Larry Bird: The Best Player to Ever Grace the Court

The Celtics’ Larry Bird (pictured) makes a layup during a game

Steven Carter

The Celtics’ Larry Bird (pictured) makes a layup during a game

Markus Groves, Staff Writer

Most avid basketball fans passionately argue over which player they consider to be the “greatest of all time” (i.e. the GOAT). Among the most prominent names fans choose are those of Michael Jordan, Lebron James, Kobe Bryant, and Kareem Adbul Jabbar. None of these players, however, are the GOAT. Larry Bird undoubtedly is. 

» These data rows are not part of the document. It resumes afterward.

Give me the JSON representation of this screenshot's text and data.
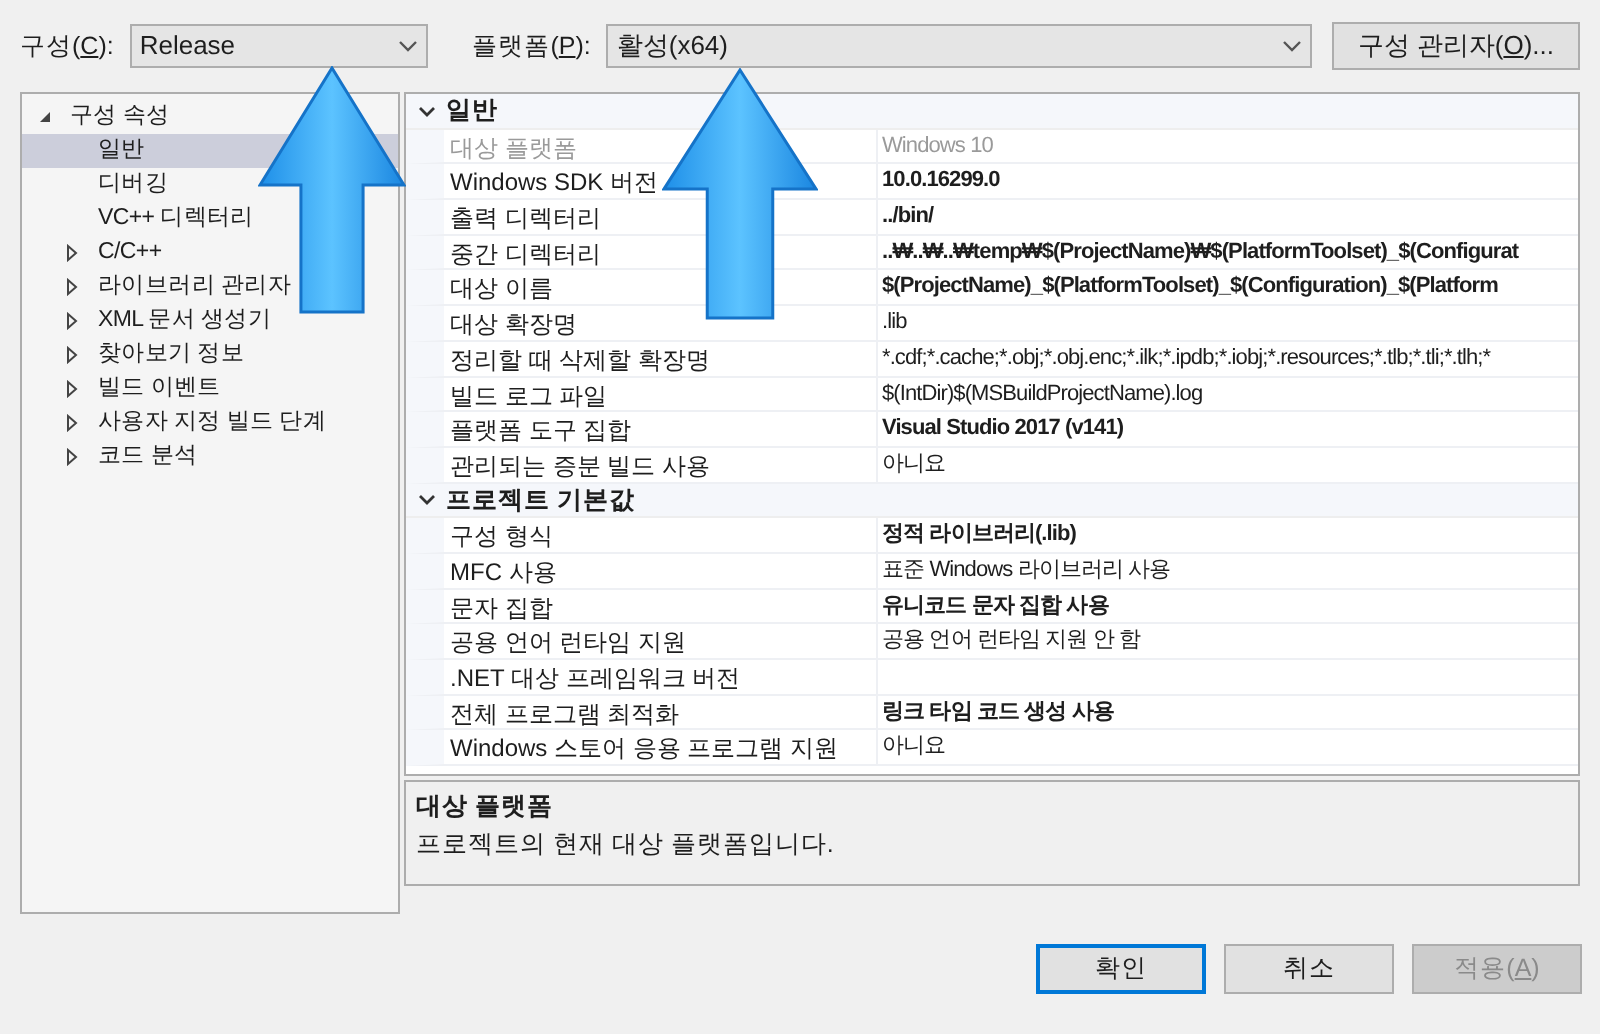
{
  "config": {
    "label": {
      "before": "구성(",
      "key": "C",
      "after": "):"
    },
    "value": "Release"
  },
  "platform": {
    "label": {
      "before": "플랫폼(",
      "key": "P",
      "after": "):"
    },
    "value": "활성(x64)"
  },
  "config_manager": {
    "label": {
      "before": "구성 관리자(",
      "key": "O",
      "after": ")..."
    }
  },
  "tree": [
    {
      "label": "구성 속성",
      "kind": "group",
      "expanded": true,
      "selected": false,
      "children": [
        {
          "label": "일반",
          "kind": "page",
          "selected": true
        },
        {
          "label": "디버깅",
          "kind": "page",
          "selected": false
        },
        {
          "label": "VC++ 디렉터리",
          "kind": "page",
          "selected": false
        },
        {
          "label": "C/C++",
          "kind": "group",
          "expanded": false,
          "selected": false
        },
        {
          "label": "라이브러리 관리자",
          "kind": "group",
          "expanded": false,
          "selected": false
        },
        {
          "label": "XML 문서 생성기",
          "kind": "group",
          "expanded": false,
          "selected": false
        },
        {
          "label": "찾아보기 정보",
          "kind": "group",
          "expanded": false,
          "selected": false
        },
        {
          "label": "빌드 이벤트",
          "kind": "group",
          "expanded": false,
          "selected": false
        },
        {
          "label": "사용자 지정 빌드 단계",
          "kind": "group",
          "expanded": false,
          "selected": false
        },
        {
          "label": "코드 분석",
          "kind": "group",
          "expanded": false,
          "selected": false
        }
      ]
    }
  ],
  "sections": [
    {
      "title": "일반",
      "expanded": true,
      "rows": [
        {
          "name": "대상 플랫폼",
          "value": "Windows 10",
          "bold": false,
          "disabled": true
        },
        {
          "name": "Windows SDK 버전",
          "value": "10.0.16299.0",
          "bold": true,
          "disabled": false
        },
        {
          "name": "출력 디렉터리",
          "value": "../bin/",
          "bold": true,
          "disabled": false
        },
        {
          "name": "중간 디렉터리",
          "value": "..₩..₩..₩temp₩$(ProjectName)₩$(PlatformToolset)_$(Configurat",
          "bold": true,
          "disabled": false
        },
        {
          "name": "대상 이름",
          "value": "$(ProjectName)_$(PlatformToolset)_$(Configuration)_$(Platform",
          "bold": true,
          "disabled": false
        },
        {
          "name": "대상 확장명",
          "value": ".lib",
          "bold": false,
          "disabled": false
        },
        {
          "name": "정리할 때 삭제할 확장명",
          "value": "*.cdf;*.cache;*.obj;*.obj.enc;*.ilk;*.ipdb;*.iobj;*.resources;*.tlb;*.tli;*.tlh;*",
          "bold": false,
          "disabled": false
        },
        {
          "name": "빌드 로그 파일",
          "value": "$(IntDir)$(MSBuildProjectName).log",
          "bold": false,
          "disabled": false
        },
        {
          "name": "플랫폼 도구 집합",
          "value": "Visual Studio 2017 (v141)",
          "bold": true,
          "disabled": false
        },
        {
          "name": "관리되는 증분 빌드 사용",
          "value": "아니요",
          "bold": false,
          "disabled": false
        }
      ]
    },
    {
      "title": "프로젝트 기본값",
      "expanded": true,
      "rows": [
        {
          "name": "구성 형식",
          "value": "정적 라이브러리(.lib)",
          "bold": true,
          "disabled": false
        },
        {
          "name": "MFC 사용",
          "value": "표준 Windows 라이브러리 사용",
          "bold": false,
          "disabled": false
        },
        {
          "name": "문자 집합",
          "value": "유니코드 문자 집합 사용",
          "bold": true,
          "disabled": false
        },
        {
          "name": "공용 언어 런타임 지원",
          "value": "공용 언어 런타임 지원 안 함",
          "bold": false,
          "disabled": false
        },
        {
          "name": ".NET 대상 프레임워크 버전",
          "disabled": false
        },
        {
          "name": "전체 프로그램 최적화",
          "value": "링크 타임 코드 생성 사용",
          "bold": true,
          "disabled": false
        },
        {
          "name": "Windows 스토어 응용 프로그램 지원",
          "value": "아니요",
          "bold": false,
          "disabled": false
        }
      ]
    }
  ],
  "description": {
    "title": "대상 플랫폼",
    "text": "프로젝트의 현재 대상 플랫폼입니다."
  },
  "buttons": [
    {
      "label": {
        "before": "확인"
      },
      "kind": "default",
      "disabled": false
    },
    {
      "label": {
        "before": "취소"
      },
      "kind": "normal",
      "disabled": false
    },
    {
      "label": {
        "before": "적용(",
        "key": "A",
        "after": ")"
      },
      "kind": "normal",
      "disabled": true
    }
  ]
}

When Bird was on the court, he was an unstoppable force—a reckoning that the defenses of competing teams could not withstand. His offense was impeccable, as he was an incredible offensive player, demonstrated by his overwhelming knowledge of the game and skillful shooting. During one of the best games of his career, March 12, 1985,  he scored a remarkable 60 points against the Atlanta Hawks. It was such an incredible display that even the Hawks bench began to applaud Bird’s heroics. 

While other players in contention for the status of being proclaimed as the GOAT may have had games scoring over Bird’s 60 points, they simply didn’t do so in the fashion that Bird did. He was a player like none other, and the pioneer of the three-point shot. Additionally, he played in the NBA during a time when offense was not nearly as prioritized by the rules as it is today. 

Bird’s accomplishments on the court were recognized across the basketball community, as he won MVP three times, was a three time All-Defensive team player, one time NBA All-Star MVP, and a Rookie of the Year—an impressive accomplishment considering he faced players such as Kareem Abdul-Jabbar, Julius Erving, and Magic Johnson. 

Bird’s legacy doesn’t stop there, though. Throughout his career he led the Boston Celtics to the spectacle that is the NBA Finals five times. Bird’s Celtics emerged victorious in three of those outings, and he would go on to win NBA Finals MVP twice. While his championship resume was not of the calibre of his rival Magic Johnson’s, Bird was on less talented teams, making his wins even more impressive.

Bird’s ability to be a team leader cemented his as the Celtics’ most important player during his tenure on the team. Nowadays, many of the players commonly believed to be the GOAT have been put onto super-teams, outmatching any of their opponents primarily for that reason. In these cases, there are multiple big names on the team which reduces players’ responsibility and makes being a team leader unnecessary. This was not the case with Bird, though. He was a team leader, and was just that great of a basketball player. 

Larry Bird is the GOAT. His career highlights his amazing basketball legacy unlike it does for any other player in the history of the NBA. When people initiate a conversation about who the real GOAT is, number 33—“Larry Legend”—should be at the top of the list.